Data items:
══════════
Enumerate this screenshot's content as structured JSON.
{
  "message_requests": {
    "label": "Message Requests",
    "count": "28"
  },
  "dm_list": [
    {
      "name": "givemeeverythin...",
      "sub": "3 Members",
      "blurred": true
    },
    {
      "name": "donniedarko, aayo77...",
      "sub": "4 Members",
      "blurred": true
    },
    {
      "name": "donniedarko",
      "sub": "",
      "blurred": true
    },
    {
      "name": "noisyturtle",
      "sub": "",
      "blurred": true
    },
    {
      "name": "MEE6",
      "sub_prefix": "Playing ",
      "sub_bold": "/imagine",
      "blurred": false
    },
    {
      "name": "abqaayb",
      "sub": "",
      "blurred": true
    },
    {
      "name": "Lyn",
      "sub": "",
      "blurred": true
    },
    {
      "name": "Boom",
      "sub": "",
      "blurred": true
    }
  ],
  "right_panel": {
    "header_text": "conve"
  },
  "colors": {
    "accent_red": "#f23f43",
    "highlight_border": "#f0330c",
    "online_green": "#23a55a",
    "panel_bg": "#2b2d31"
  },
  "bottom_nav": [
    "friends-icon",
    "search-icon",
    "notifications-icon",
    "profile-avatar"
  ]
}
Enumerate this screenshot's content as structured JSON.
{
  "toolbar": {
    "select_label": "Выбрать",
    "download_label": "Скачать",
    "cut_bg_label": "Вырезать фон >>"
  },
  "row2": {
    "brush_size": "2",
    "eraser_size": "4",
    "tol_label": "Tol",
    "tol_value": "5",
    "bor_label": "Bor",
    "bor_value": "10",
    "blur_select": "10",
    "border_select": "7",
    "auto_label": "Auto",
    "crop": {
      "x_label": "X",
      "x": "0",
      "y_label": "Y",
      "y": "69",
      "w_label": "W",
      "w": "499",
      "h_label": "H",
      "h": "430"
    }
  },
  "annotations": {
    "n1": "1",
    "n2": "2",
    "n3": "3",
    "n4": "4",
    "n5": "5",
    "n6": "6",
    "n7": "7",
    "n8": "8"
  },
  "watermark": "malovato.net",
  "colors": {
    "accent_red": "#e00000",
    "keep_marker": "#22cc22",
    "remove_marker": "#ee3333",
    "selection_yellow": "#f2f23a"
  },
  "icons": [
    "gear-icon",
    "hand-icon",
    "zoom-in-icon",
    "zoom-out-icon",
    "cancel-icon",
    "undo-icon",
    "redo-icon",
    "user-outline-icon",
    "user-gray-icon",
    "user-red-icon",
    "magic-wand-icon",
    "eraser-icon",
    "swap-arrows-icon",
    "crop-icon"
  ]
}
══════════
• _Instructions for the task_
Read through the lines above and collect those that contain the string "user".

• _Written response_
    "user-outline-icon",
    "user-gray-icon",
    "user-red-icon",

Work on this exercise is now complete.